#### Task details:
Reproduce the whole of the data exactly.

-- Source material follows --

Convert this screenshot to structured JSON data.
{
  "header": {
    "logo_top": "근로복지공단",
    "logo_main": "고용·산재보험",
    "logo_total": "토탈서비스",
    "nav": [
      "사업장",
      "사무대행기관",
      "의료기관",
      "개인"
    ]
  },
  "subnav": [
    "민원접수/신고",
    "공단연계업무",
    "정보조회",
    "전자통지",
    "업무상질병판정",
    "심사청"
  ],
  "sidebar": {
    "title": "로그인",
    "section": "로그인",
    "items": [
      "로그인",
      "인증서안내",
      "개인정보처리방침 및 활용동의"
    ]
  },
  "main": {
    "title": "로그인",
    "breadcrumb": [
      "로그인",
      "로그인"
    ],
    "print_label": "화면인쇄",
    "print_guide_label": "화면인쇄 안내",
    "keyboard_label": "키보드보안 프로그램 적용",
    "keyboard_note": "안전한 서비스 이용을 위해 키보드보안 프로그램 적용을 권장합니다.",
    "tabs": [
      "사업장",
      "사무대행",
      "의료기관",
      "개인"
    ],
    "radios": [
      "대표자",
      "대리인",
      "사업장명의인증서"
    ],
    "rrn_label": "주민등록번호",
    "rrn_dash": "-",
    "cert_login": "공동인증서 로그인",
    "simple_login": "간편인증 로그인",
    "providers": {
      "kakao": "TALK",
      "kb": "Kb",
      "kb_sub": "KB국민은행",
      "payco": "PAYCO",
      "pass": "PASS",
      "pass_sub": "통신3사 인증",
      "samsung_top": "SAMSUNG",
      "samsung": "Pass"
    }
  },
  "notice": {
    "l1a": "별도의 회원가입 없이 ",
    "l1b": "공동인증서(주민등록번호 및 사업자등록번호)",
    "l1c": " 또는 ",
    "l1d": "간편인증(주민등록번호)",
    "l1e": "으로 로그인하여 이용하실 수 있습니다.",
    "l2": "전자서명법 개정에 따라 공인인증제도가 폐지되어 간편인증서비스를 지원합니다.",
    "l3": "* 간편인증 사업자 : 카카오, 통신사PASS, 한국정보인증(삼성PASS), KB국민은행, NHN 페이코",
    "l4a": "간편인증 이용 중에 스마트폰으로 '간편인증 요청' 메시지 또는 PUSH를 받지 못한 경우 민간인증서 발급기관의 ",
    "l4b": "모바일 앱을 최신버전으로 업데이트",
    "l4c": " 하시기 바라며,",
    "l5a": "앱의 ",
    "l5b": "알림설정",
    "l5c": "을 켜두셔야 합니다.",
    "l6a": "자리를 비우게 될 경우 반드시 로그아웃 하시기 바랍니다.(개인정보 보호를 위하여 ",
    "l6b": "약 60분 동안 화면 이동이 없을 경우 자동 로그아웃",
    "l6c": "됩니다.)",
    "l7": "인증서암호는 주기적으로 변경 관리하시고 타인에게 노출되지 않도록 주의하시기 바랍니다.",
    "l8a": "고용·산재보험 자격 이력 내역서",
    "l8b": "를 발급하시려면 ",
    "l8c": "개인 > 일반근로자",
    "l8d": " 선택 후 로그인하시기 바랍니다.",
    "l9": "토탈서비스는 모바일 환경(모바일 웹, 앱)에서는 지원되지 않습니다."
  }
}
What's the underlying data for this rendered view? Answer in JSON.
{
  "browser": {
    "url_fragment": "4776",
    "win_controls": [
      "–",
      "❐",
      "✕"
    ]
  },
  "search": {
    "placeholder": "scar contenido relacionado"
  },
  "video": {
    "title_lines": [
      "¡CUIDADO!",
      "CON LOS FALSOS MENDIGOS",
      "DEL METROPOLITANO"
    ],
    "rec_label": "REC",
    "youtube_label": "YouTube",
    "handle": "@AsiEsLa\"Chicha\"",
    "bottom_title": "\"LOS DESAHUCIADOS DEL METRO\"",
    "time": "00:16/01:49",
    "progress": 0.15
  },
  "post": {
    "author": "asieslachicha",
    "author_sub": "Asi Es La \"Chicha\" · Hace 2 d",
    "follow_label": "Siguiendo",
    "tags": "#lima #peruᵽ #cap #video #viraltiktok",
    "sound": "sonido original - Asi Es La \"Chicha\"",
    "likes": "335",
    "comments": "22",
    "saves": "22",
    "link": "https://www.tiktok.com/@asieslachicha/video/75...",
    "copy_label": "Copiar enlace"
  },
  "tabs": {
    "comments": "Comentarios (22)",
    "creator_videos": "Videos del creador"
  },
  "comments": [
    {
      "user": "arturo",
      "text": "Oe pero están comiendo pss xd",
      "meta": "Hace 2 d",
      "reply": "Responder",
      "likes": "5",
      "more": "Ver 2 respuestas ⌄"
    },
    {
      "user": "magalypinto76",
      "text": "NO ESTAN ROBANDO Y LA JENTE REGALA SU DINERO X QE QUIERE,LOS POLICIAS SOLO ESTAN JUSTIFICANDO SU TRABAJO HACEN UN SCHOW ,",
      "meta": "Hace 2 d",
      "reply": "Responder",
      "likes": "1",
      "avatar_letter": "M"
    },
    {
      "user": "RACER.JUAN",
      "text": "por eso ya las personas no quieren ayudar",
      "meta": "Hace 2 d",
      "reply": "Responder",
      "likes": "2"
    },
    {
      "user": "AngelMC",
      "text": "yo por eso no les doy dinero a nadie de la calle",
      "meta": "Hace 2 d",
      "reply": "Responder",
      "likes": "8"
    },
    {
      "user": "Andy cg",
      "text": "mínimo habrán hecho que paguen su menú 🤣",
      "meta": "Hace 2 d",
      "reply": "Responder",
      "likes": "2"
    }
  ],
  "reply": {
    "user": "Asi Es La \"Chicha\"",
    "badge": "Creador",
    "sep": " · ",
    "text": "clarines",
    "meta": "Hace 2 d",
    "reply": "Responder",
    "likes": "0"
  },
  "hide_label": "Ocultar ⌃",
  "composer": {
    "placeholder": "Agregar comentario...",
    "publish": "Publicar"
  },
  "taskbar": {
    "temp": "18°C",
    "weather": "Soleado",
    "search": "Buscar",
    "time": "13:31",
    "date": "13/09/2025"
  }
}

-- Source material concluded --

#### Response box:
Convert this screenshot to structured JSON data.
{
  "header": {
    "logo_top": "근로복지공단",
    "logo_main": "고용·산재보험",
    "logo_total": "토탈서비스",
    "nav": [
      "사업장",
      "사무대행기관",
      "의료기관",
      "개인"
    ]
  },
  "subnav": [
    "민원접수/신고",
    "공단연계업무",
    "정보조회",
    "전자통지",
    "업무상질병판정",
    "심사청"
  ],
  "sidebar": {
    "title": "로그인",
    "section": "로그인",
    "items": [
      "로그인",
      "인증서안내",
      "개인정보처리방침 및 활용동의"
    ]
  },
  "main": {
    "title": "로그인",
    "breadcrumb": [
      "로그인",
      "로그인"
    ],
    "print_label": "화면인쇄",
    "print_guide_label": "화면인쇄 안내",
    "keyboard_label": "키보드보안 프로그램 적용",
    "keyboard_note": "안전한 서비스 이용을 위해 키보드보안 프로그램 적용을 권장합니다.",
    "tabs": [
      "사업장",
      "사무대행",
      "의료기관",
      "개인"
    ],
    "radios": [
      "대표자",
      "대리인",
      "사업장명의인증서"
    ],
    "rrn_label": "주민등록번호",
    "rrn_dash": "-",
    "cert_login": "공동인증서 로그인",
    "simple_login": "간편인증 로그인",
    "providers": {
      "kakao": "TALK",
      "kb": "Kb",
      "kb_sub": "KB국민은행",
      "payco": "PAYCO",
      "pass": "PASS",
      "pass_sub": "통신3사 인증",
      "samsung_top": "SAMSUNG",
      "samsung": "Pass"
    }
  },
  "notice": {
    "l1a": "별도의 회원가입 없이 ",
    "l1b": "공동인증서(주민등록번호 및 사업자등록번호)",
    "l1c": " 또는 ",
    "l1d": "간편인증(주민등록번호)",
    "l1e": "으로 로그인하여 이용하실 수 있습니다.",
    "l2": "전자서명법 개정에 따라 공인인증제도가 폐지되어 간편인증서비스를 지원합니다.",
    "l3": "* 간편인증 사업자 : 카카오, 통신사PASS, 한국정보인증(삼성PASS), KB국민은행, NHN 페이코",
    "l4a": "간편인증 이용 중에 스마트폰으로 '간편인증 요청' 메시지 또는 PUSH를 받지 못한 경우 민간인증서 발급기관의 ",
    "l4b": "모바일 앱을 최신버전으로 업데이트",
    "l4c": " 하시기 바라며,",
    "l5a": "앱의 ",
    "l5b": "알림설정",
    "l5c": "을 켜두셔야 합니다.",
    "l6a": "자리를 비우게 될 경우 반드시 로그아웃 하시기 바랍니다.(개인정보 보호를 위하여 ",
    "l6b": "약 60분 동안 화면 이동이 없을 경우 자동 로그아웃",
    "l6c": "됩니다.)",
    "l7": "인증서암호는 주기적으로 변경 관리하시고 타인에게 노출되지 않도록 주의하시기 바랍니다.",
    "l8a": "고용·산재보험 자격 이력 내역서",
    "l8b": "를 발급하시려면 ",
    "l8c": "개인 > 일반근로자",
    "l8d": " 선택 후 로그인하시기 바랍니다.",
    "l9": "토탈서비스는 모바일 환경(모바일 웹, 앱)에서는 지원되지 않습니다."
  }
}
What's the underlying data for this rendered view? Answer in JSON.
{
  "browser": {
    "url_fragment": "4776",
    "win_controls": [
      "–",
      "❐",
      "✕"
    ]
  },
  "search": {
    "placeholder": "scar contenido relacionado"
  },
  "video": {
    "title_lines": [
      "¡CUIDADO!",
      "CON LOS FALSOS MENDIGOS",
      "DEL METROPOLITANO"
    ],
    "rec_label": "REC",
    "youtube_label": "YouTube",
    "handle": "@AsiEsLa\"Chicha\"",
    "bottom_title": "\"LOS DESAHUCIADOS DEL METRO\"",
    "time": "00:16/01:49",
    "progress": 0.15
  },
  "post": {
    "author": "asieslachicha",
    "author_sub": "Asi Es La \"Chicha\" · Hace 2 d",
    "follow_label": "Siguiendo",
    "tags": "#lima #peruᵽ #cap #video #viraltiktok",
    "sound": "sonido original - Asi Es La \"Chicha\"",
    "likes": "335",
    "comments": "22",
    "saves": "22",
    "link": "https://www.tiktok.com/@asieslachicha/video/75...",
    "copy_label": "Copiar enlace"
  },
  "tabs": {
    "comments": "Comentarios (22)",
    "creator_videos": "Videos del creador"
  },
  "comments": [
    {
      "user": "arturo",
      "text": "Oe pero están comiendo pss xd",
      "meta": "Hace 2 d",
      "reply": "Responder",
      "likes": "5",
      "more": "Ver 2 respuestas ⌄"
    },
    {
      "user": "magalypinto76",
      "text": "NO ESTAN ROBANDO Y LA JENTE REGALA SU DINERO X QE QUIERE,LOS POLICIAS SOLO ESTAN JUSTIFICANDO SU TRABAJO HACEN UN SCHOW ,",
      "meta": "Hace 2 d",
      "reply": "Responder",
      "likes": "1",
      "avatar_letter": "M"
    },
    {
      "user": "RACER.JUAN",
      "text": "por eso ya las personas no quieren ayudar",
      "meta": "Hace 2 d",
      "reply": "Responder",
      "likes": "2"
    },
    {
      "user": "AngelMC",
      "text": "yo por eso no les doy dinero a nadie de la calle",
      "meta": "Hace 2 d",
      "reply": "Responder",
      "likes": "8"
    },
    {
      "user": "Andy cg",
      "text": "mínimo habrán hecho que paguen su menú 🤣",
      "meta": "Hace 2 d",
      "reply": "Responder",
      "likes": "2"
    }
  ],
  "reply": {
    "user": "Asi Es La \"Chicha\"",
    "badge": "Creador",
    "sep": " · ",
    "text": "clarines",
    "meta": "Hace 2 d",
    "reply": "Responder",
    "likes": "0"
  },
  "hide_label": "Ocultar ⌃",
  "composer": {
    "placeholder": "Agregar comentario...",
    "publish": "Publicar"
  },
  "taskbar": {
    "temp": "18°C",
    "weather": "Soleado",
    "search": "Buscar",
    "time": "13:31",
    "date": "13/09/2025"
  }
}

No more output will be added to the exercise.